ACTIVITY - Lines that include the word "title" should be copied from the listing that follows.

RECORDS FOR PROCESSING -
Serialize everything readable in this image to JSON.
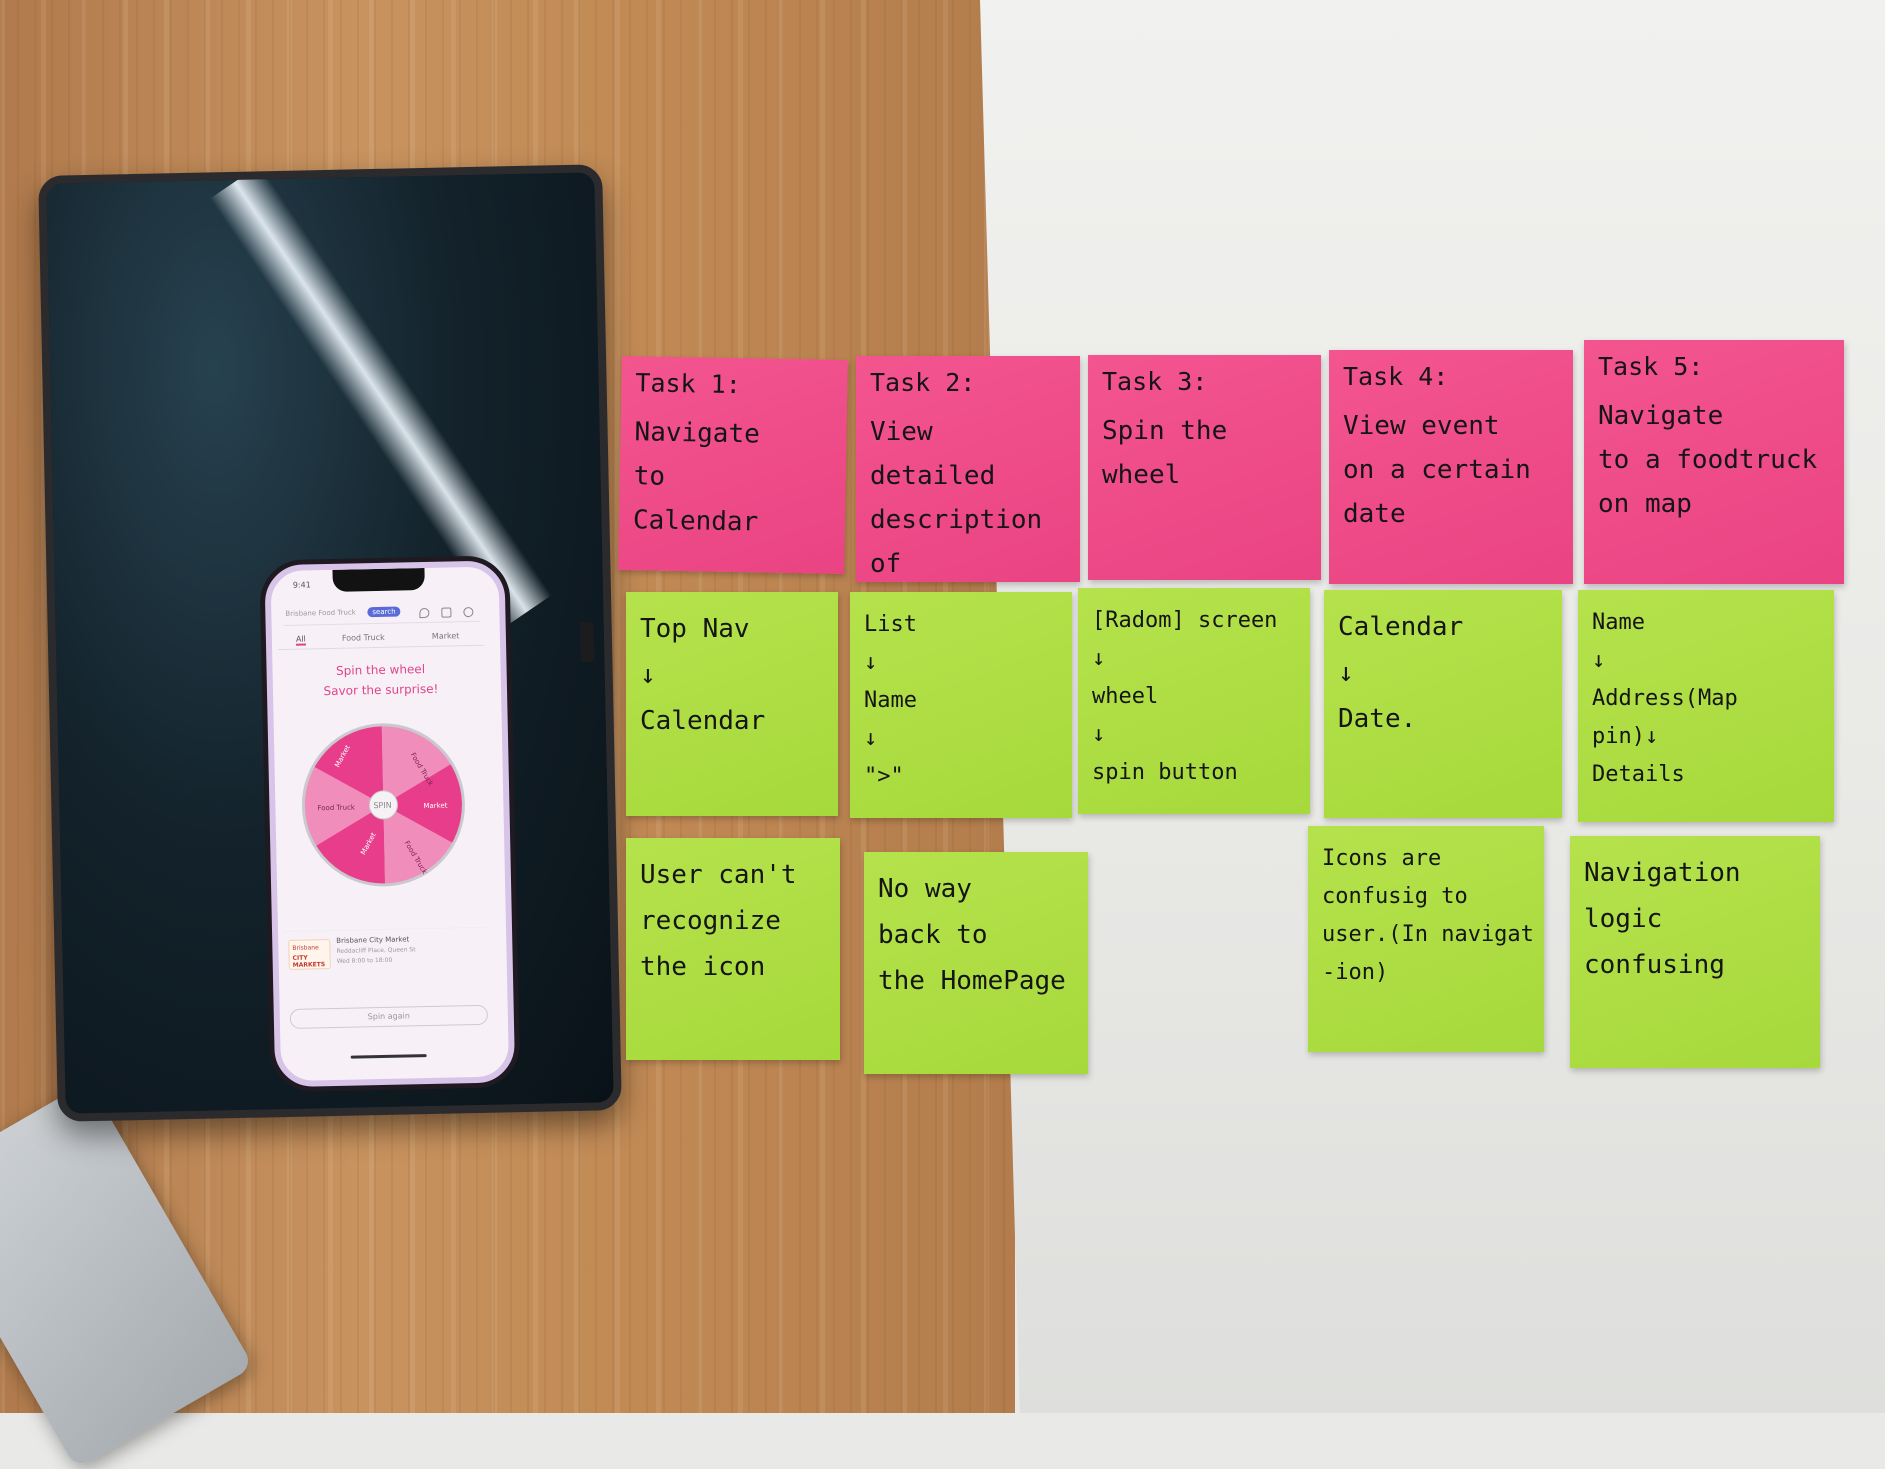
{
  "phone": {
    "clock": "9:41",
    "search_placeholder": "Brisbane Food Truck",
    "search_button": "search",
    "tabs": [
      "All",
      "Food Truck",
      "Market"
    ],
    "promo_line1": "Spin the wheel",
    "promo_line2": "Savor the surprise!",
    "wheel": {
      "center_label": "SPIN",
      "segments": [
        "Food Truck",
        "Market",
        "Food Truck",
        "Market",
        "Food Truck",
        "Market"
      ],
      "colors": [
        "#f08dbb",
        "#e83d8b",
        "#f08dbb",
        "#e83d8b",
        "#f08dbb",
        "#e83d8b"
      ]
    },
    "listing": {
      "logo_line1": "Brisbane",
      "logo_line2": "CITY MARKETS",
      "title": "Brisbane City Market",
      "address": "Reddacliff Place, Queen St",
      "hours": "Wed 8:00 to 18:00"
    },
    "spin_again": "Spin again"
  },
  "notes": {
    "task1": {
      "title": "Task 1:",
      "body": "Navigate\nto\nCalendar"
    },
    "task2": {
      "title": "Task 2:",
      "body": "View detailed\ndescription of\none food truck"
    },
    "task3": {
      "title": "Task 3:",
      "body": "Spin the\nwheel"
    },
    "task4": {
      "title": "Task 4:",
      "body": "View event\non a certain\ndate"
    },
    "task5": {
      "title": "Task 5:",
      "body": "Navigate\nto a foodtruck\non map"
    },
    "flow1": "Top Nav\n↓\nCalendar",
    "flow2": "List\n↓\nName\n↓\n\">\"",
    "flow3": "[Radom] screen\n↓\nwheel\n↓\nspin button",
    "flow4": "Calendar\n↓\nDate.",
    "flow5": "Name\n↓\nAddress(Map\npin)↓\nDetails",
    "issue1": "User can't\nrecognize\nthe icon",
    "issue2": "No way\nback to\nthe HomePage",
    "issue4": "Icons are\nconfusig to\nuser.(In navigat\n-ion)",
    "issue5": "Navigation\nlogic\nconfusing"
  },
  "colors": {
    "pink_note": "#ef4b8a",
    "green_note": "#aedd42",
    "accent": "#e0438c"
  }
}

RESULT -
      "title": "Brisbane City Market",
      "title": "Task 1:",
      "title": "Task 2:",
      "title": "Task 3:",
      "title": "Task 4:",
      "title": "Task 5:",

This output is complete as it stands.